Credit Suisse is winding down specialist funds worth $10bn (£7.2bn) that were mostly invested in loans linked to Greensill, the crisis-hit supply chain bank.
Greensill, which employs 1,000 staff in London and has the former prime minister David Cameron as an adviser, is preparing to file for insolvency and is in talks to sell parts of its business to the US private equity firm Apollo Global Management, after it lost the of backing of Credit Suisse and its fellow Swiss investment house GAM.
Both Greensill and Apollo declined to comment.
“The fund boards have now decided to terminate the funds. Credit Suisse Asset Management’s priority is to ensure a balance between a timely liquidation of the funds and maximising value for the investors,” the Swiss bank said on Friday.
ICredit Suisse said it was closing the funds because of valuation uncertainties, reduced availability of insurance coverage for new investments, and challenges in sourcing suitable investments.
Greensill provides supply chain finance, lending businesses money to pay their suppliers in return for a fee. It secured funding by passing on the load to investors, through funds such as the ones Credit Suisse is closing. The Swiss bank is thought to have about 1,000 clients with cash invested in Greensill-linked funds.

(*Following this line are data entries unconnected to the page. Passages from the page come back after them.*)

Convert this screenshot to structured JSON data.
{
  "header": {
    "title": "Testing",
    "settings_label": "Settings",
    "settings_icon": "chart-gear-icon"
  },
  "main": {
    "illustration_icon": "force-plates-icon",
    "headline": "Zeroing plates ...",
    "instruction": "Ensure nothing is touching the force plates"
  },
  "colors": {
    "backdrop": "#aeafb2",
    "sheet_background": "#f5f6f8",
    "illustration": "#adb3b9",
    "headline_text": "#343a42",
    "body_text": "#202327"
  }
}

Greensill’s problems came to a head on Monday during a court battle in New South Wales, Australia, where its head office is located. The bank, founded by the Australian financier Lex Greensill, was hoping to prevent an insurance company from withdrawing protection. Losing the case triggered a series of moves by Credit Suisse to reduce the exposure of its clients.
On Monday, Credit Suisse suspended redemptions from the funds because of concerns about being able accurately to value them, and on Wednesday said it was hoping to return excess cash to shareholders.
Credit Suisse said the funds had experienced “reduced availability of insurance coverage for new investments”, but declined to say whether existing investments were protected.
How much money investors in the funds being closed can recoup may depend on the insurance coverage for the investments.
The funds provide credit backed by blue chip companies – but also highly leveraged companies not rated by big credit agencies, including GFG Alliance, owned by Sanjeev Gupta. The British businessman owns much of the UK steel production industry where he employs about 5,000 people, with unions raising concerns that jobs will be at risk if Greensill’s problems affect GFG financing.
GFG said the company had “adequate funds” and that plans to bring in fresh capital through refinancing were “progressing well”. It said: “We are benefiting from a recovery in steel and aluminium markets, which means that most of our businesses are running at near full capacity to meet high demand and are generating positive cash flows.”